Matthew, afflicted by the most appalling pain, was forced home. His brother Tom (who spoke at our October lunch at the Savoy, on The Village People) came to pick him up from the airport: ‘You know, I think this might be for the best,’ Tom explained. ‘The problem with your other books is that they’re so bloody cheerful. Now you’ve had a bit of a reverse: a bit of sadness to counteract the happiness. Maybe it would make for a better book?’ We’ll let you judge for yourselves.

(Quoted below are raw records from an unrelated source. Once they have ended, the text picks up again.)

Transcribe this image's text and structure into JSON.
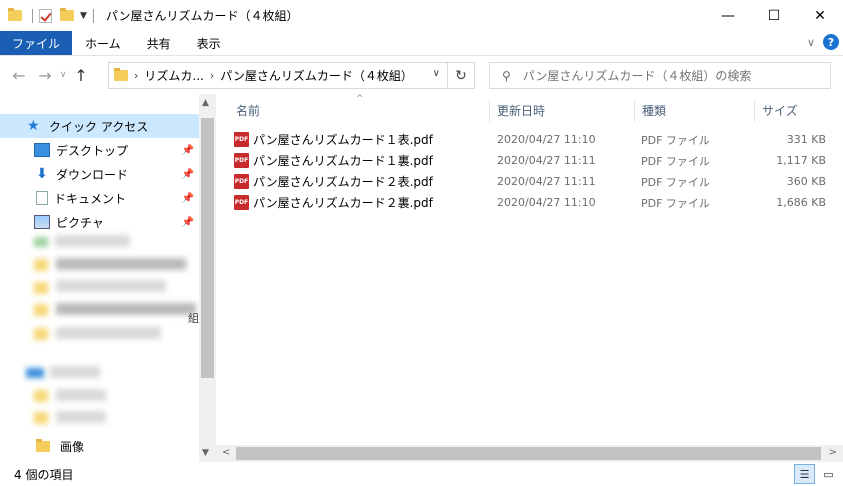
{
  "window": {
    "title": "パン屋さんリズムカード（４枚組）",
    "minimize": "—",
    "maximize": "☐",
    "close": "✕"
  },
  "ribbon": {
    "tabs": [
      "ファイル",
      "ホーム",
      "共有",
      "表示"
    ],
    "expand": "∨",
    "help": "?"
  },
  "nav": {
    "back": "←",
    "forward": "→",
    "recent": "∨",
    "up": "↑",
    "breadcrumbs": [
      "リズムカ...",
      "パン屋さんリズムカード（４枚組）"
    ],
    "refresh": "↻",
    "search_placeholder": "パン屋さんリズムカード（４枚組）の検索"
  },
  "sidebar": {
    "items": [
      {
        "label": "クイック アクセス",
        "icon": "star-icon",
        "selected": true
      },
      {
        "label": "デスクトップ",
        "icon": "desktop-icon",
        "pinned": true
      },
      {
        "label": "ダウンロード",
        "icon": "download-icon",
        "pinned": true
      },
      {
        "label": "ドキュメント",
        "icon": "document-icon",
        "pinned": true
      },
      {
        "label": "ピクチャ",
        "icon": "pictures-icon",
        "pinned": true
      }
    ],
    "bottom_item": {
      "label": "画像",
      "icon": "folder-icon"
    },
    "blurred_tail": "組"
  },
  "columns": {
    "name": "名前",
    "date": "更新日時",
    "type": "種類",
    "size": "サイズ"
  },
  "files": [
    {
      "name": "パン屋さんリズムカード１表.pdf",
      "date": "2020/04/27 11:10",
      "type": "PDF ファイル",
      "size": "331 KB"
    },
    {
      "name": "パン屋さんリズムカード１裏.pdf",
      "date": "2020/04/27 11:11",
      "type": "PDF ファイル",
      "size": "1,117 KB"
    },
    {
      "name": "パン屋さんリズムカード２表.pdf",
      "date": "2020/04/27 11:11",
      "type": "PDF ファイル",
      "size": "360 KB"
    },
    {
      "name": "パン屋さんリズムカード２裏.pdf",
      "date": "2020/04/27 11:10",
      "type": "PDF ファイル",
      "size": "1,686 KB"
    }
  ],
  "pdf_icon_text": "PDF",
  "status": {
    "count": "4 個の項目"
  },
  "colors": {
    "file_tab": "#1a5fb4",
    "selected": "#cce8ff",
    "header_text": "#4c607a"
  }
}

Nicholas Crane began his geographical account of Britain in London’s familiar Strand – the setting of Simpson’s and The Oldie Literary Lunch. ‘It begins about 12,000 years ago – you can imagine it beginning here, with great herds of wild reindeer strolling up the Strand in a permafrost. Back then, the mean winter temperature was minus 17°C.’ A temperature which makes this week’s snowy-slushy jumble seem comparatively tame. Crane described glaciers in the Lake District and an ice cap 400 metres thick piled on top of Rannoch Moor, Scotland.
In the context of Britain’s 12,000-year history, Nicholas Crane managed to keep things topical: ‘In 6,500 BC, a subterraneous area of land about the size of Scotland slid off the continental shelf and fell into a void that is now the coast of Norway. It set off a tidal wave that came down the North Sea. It was probably this tidal wave that severed us off from the rest of the continent – so it was a very hard Brexit indeed.’ He added, ‘We’re not talking a couple of leisurely years; we’re talking about ten catastrophic minutes – and then we were cut off from the eurozone.’
Stephen Glover of Media Matters greatness – always the last of The Oldie contributors to file (owing to deadline rather than disinclination) – was at the lunch to talk about what he modestly described as his ‘allegedly’ comic novel, Splash!. Stephen Glover heralded the high days of journalism when the Fleet Street army wrote on a sea of alcohol.
Stephen recounted ‘the typical working day’ as described in Ferdinand Mount’s autobiography Cold Cream: My Early Life and Other Mistakes. The daily itinerary ran to something like this: at 11am, the young journalists set off to the pub. There they were given – without being asked – a pint of Guinness. Once that was gone, the political editor would order a round of chasers – ‘since Guinness can chill your stomach a bit’. After, they would return for a brief morning conference before heading to the restaurant for lunch. More journalists would join and, between them, they would demolish a couple of gin and tonics and a bottle of wine – each. Ferdy would then start on his first work of the day – a quick leader, maybe two or three hundred words. Then, off to the pub for more. And it really was like that,’ said Stephen, rather earnestly.
‘By the time I fetched up in Fleet Street,’ recalled Glover, ‘Bill Deedes, the then editor of The Daily Telegraph, had rather thoughtfully set the first leader conference at quarter to four in the afternoon – that was the first time you were to show up. Leaving a lot of time for drinking beforehand.’
Stephen’s own time in journalism – as one of the original three founders of The Independent – are all tied up in the plot of Splash!, which chronicles the experiences of his journalist protagonist, Sam Blunt. He is faced with the advent of digital journalism – ‘the online operation’ – which goes on in a downstairs, windowless dungeon of the office. Characters include a needy Oxbridge-educated work experience, Benedict Broster, various pompous columnists and a Chinese millionaire proprietor.
A fictional book with an underlying serious message. Stephen ended on a rather poignant note. ‘You probably know that all print newspapers are in slow, ineluctable decline. They sell fewer and fewer copies each year. We assume they are part of the furniture of our society – that’s not guaranteed. What’s replacing them is something that is far less substantial. The kind of journalism which Sam Blunt – for all his faults – engages with, isn’t going to thrive so well in the online world. There’s a fear that Sam may be the last of his kind.’
Matthew Fort chimed in, somewhat characteristically, ‘I find it rather tragic, the idea that ‘The Great Bibulous Days of Journalism’ are a thing of the past. I find myself incredibly lucky to have chosen a profession where, frankly, eating and drinking to excess is part and parcel of doing it in the first place.’
Annabel Sampson, @annabel_sampson